▶ _Task to complete_:
All records below must be written out exactly, with the pictures excluded.

┌─ Available data

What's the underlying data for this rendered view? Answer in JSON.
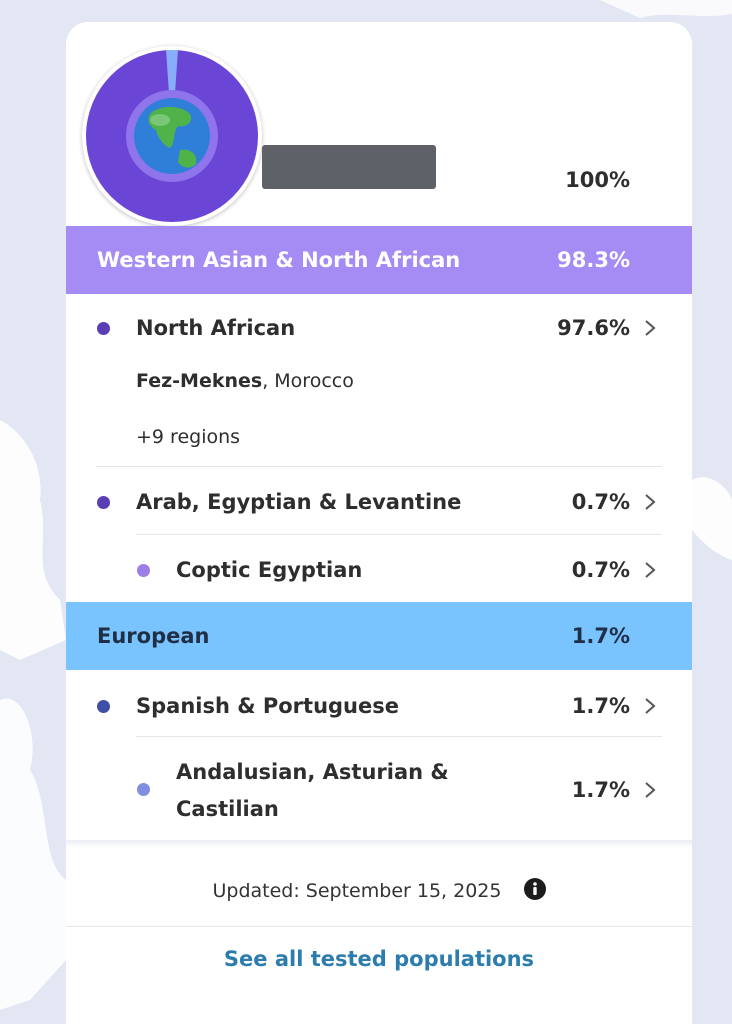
{
  "header": {
    "total_percent": "100%"
  },
  "groups": [
    {
      "label": "Western Asian & North African",
      "percent": "98.3%",
      "color": "#a48cf4"
    },
    {
      "label": "European",
      "percent": "1.7%",
      "color": "#79c3ff"
    }
  ],
  "populations": [
    {
      "label": "North African",
      "percent": "97.6%",
      "dot_color": "#5a3fb4",
      "region_bold": "Fez-Meknes",
      "region_rest": ", Morocco",
      "more_regions": "+9 regions"
    },
    {
      "label": "Arab, Egyptian & Levantine",
      "percent": "0.7%",
      "dot_color": "#5a3fb4"
    },
    {
      "label": "Coptic Egyptian",
      "percent": "0.7%",
      "dot_color": "#9b7fe6"
    },
    {
      "label": "Spanish & Portuguese",
      "percent": "1.7%",
      "dot_color": "#3f4fa8"
    },
    {
      "label_line1": "Andalusian, Asturian &",
      "label_line2": "Castilian",
      "percent": "1.7%",
      "dot_color": "#7f8ee0"
    }
  ],
  "footer": {
    "updated": "Updated: September 15, 2025",
    "see_all": "See all tested populations"
  },
  "icons": [
    "globe-icon",
    "chevron-right-icon",
    "info-icon"
  ]
}
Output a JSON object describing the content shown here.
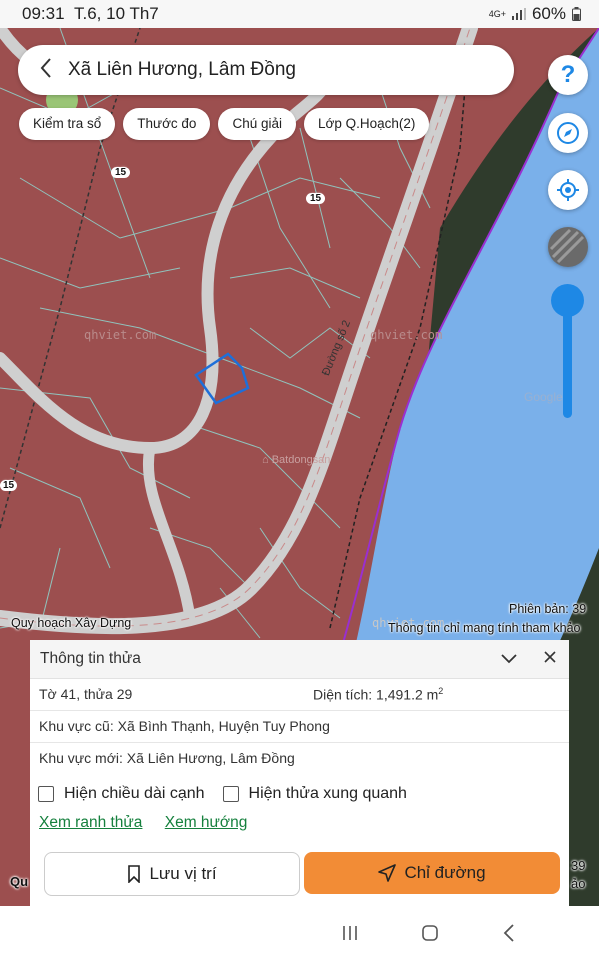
{
  "status_bar": {
    "time": "09:31",
    "date": "T.6, 10 Th7",
    "network": "4G+",
    "battery": "60%"
  },
  "search": {
    "location": "Xã Liên Hương, Lâm Đồng"
  },
  "chips": [
    "Kiểm tra sổ",
    "Thước đo",
    "Chú giải",
    "Lớp Q.Hoạch(2)"
  ],
  "side_buttons": [
    "help-icon",
    "compass-icon",
    "locate-icon",
    "layers-icon"
  ],
  "map": {
    "road_label": "Đường số 2",
    "shield_labels": [
      "15",
      "15",
      "15"
    ],
    "watermarks": [
      "qhviet.com",
      "qhviet.com",
      "qhviet.com",
      "Google"
    ],
    "bds_watermark": "Batdongsan",
    "layer_label": "Quy hoạch Xây Dựng",
    "layer_label_partial": "Qu",
    "version": "Phiên bản: 39",
    "version_partial": "39",
    "disclaimer": "Thông tin chỉ mang tính tham khảo",
    "disclaimer_partial": "ảo",
    "colors": {
      "land": "#9c4f4f",
      "parcel_lines": "#8fd0c9",
      "water": "#7ab0ea",
      "road": "#cfcfcf",
      "selected_parcel": "#1e6fd9"
    }
  },
  "panel": {
    "title": "Thông tin thửa",
    "sheet_parcel": "Tờ 41, thửa 29",
    "area_label": "Diện tích:",
    "area_value": "1,491.2 m",
    "area_unit_sup": "2",
    "old_area_label": "Khu vực cũ:",
    "old_area_value": "Xã Bình Thạnh, Huyện Tuy Phong",
    "new_area_label": "Khu vực mới:",
    "new_area_value": "Xã Liên Hương, Lâm Đồng",
    "checkbox_edge_length": "Hiện chiều dài cạnh",
    "checkbox_neighbors": "Hiện thửa xung quanh",
    "link_boundary": "Xem ranh thửa",
    "link_direction": "Xem hướng",
    "save_button": "Lưu vị trí",
    "route_button": "Chỉ đường",
    "accent_color": "#f28c36"
  },
  "nav_bar": [
    "recents-icon",
    "home-icon",
    "back-icon"
  ]
}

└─

▶ _Reply to the exercise_:
What's the underlying data for this rendered view? Answer in JSON.
{
  "header": {
    "total_percent": "100%"
  },
  "groups": [
    {
      "label": "Western Asian & North African",
      "percent": "98.3%",
      "color": "#a48cf4"
    },
    {
      "label": "European",
      "percent": "1.7%",
      "color": "#79c3ff"
    }
  ],
  "populations": [
    {
      "label": "North African",
      "percent": "97.6%",
      "dot_color": "#5a3fb4",
      "region_bold": "Fez-Meknes",
      "region_rest": ", Morocco",
      "more_regions": "+9 regions"
    },
    {
      "label": "Arab, Egyptian & Levantine",
      "percent": "0.7%",
      "dot_color": "#5a3fb4"
    },
    {
      "label": "Coptic Egyptian",
      "percent": "0.7%",
      "dot_color": "#9b7fe6"
    },
    {
      "label": "Spanish & Portuguese",
      "percent": "1.7%",
      "dot_color": "#3f4fa8"
    },
    {
      "label_line1": "Andalusian, Asturian &",
      "label_line2": "Castilian",
      "percent": "1.7%",
      "dot_color": "#7f8ee0"
    }
  ],
  "footer": {
    "updated": "Updated: September 15, 2025",
    "see_all": "See all tested populations"
  },
  "icons": [
    "globe-icon",
    "chevron-right-icon",
    "info-icon"
  ]
}
Output a JSON object describing the content shown here.
{
  "status_bar": {
    "time": "09:31",
    "date": "T.6, 10 Th7",
    "network": "4G+",
    "battery": "60%"
  },
  "search": {
    "location": "Xã Liên Hương, Lâm Đồng"
  },
  "chips": [
    "Kiểm tra sổ",
    "Thước đo",
    "Chú giải",
    "Lớp Q.Hoạch(2)"
  ],
  "side_buttons": [
    "help-icon",
    "compass-icon",
    "locate-icon",
    "layers-icon"
  ],
  "map": {
    "road_label": "Đường số 2",
    "shield_labels": [
      "15",
      "15",
      "15"
    ],
    "watermarks": [
      "qhviet.com",
      "qhviet.com",
      "qhviet.com",
      "Google"
    ],
    "bds_watermark": "Batdongsan",
    "layer_label": "Quy hoạch Xây Dựng",
    "layer_label_partial": "Qu",
    "version": "Phiên bản: 39",
    "version_partial": "39",
    "disclaimer": "Thông tin chỉ mang tính tham khảo",
    "disclaimer_partial": "ảo",
    "colors": {
      "land": "#9c4f4f",
      "parcel_lines": "#8fd0c9",
      "water": "#7ab0ea",
      "road": "#cfcfcf",
      "selected_parcel": "#1e6fd9"
    }
  },
  "panel": {
    "title": "Thông tin thửa",
    "sheet_parcel": "Tờ 41, thửa 29",
    "area_label": "Diện tích:",
    "area_value": "1,491.2 m",
    "area_unit_sup": "2",
    "old_area_label": "Khu vực cũ:",
    "old_area_value": "Xã Bình Thạnh, Huyện Tuy Phong",
    "new_area_label": "Khu vực mới:",
    "new_area_value": "Xã Liên Hương, Lâm Đồng",
    "checkbox_edge_length": "Hiện chiều dài cạnh",
    "checkbox_neighbors": "Hiện thửa xung quanh",
    "link_boundary": "Xem ranh thửa",
    "link_direction": "Xem hướng",
    "save_button": "Lưu vị trí",
    "route_button": "Chỉ đường",
    "accent_color": "#f28c36"
  },
  "nav_bar": [
    "recents-icon",
    "home-icon",
    "back-icon"
  ]
}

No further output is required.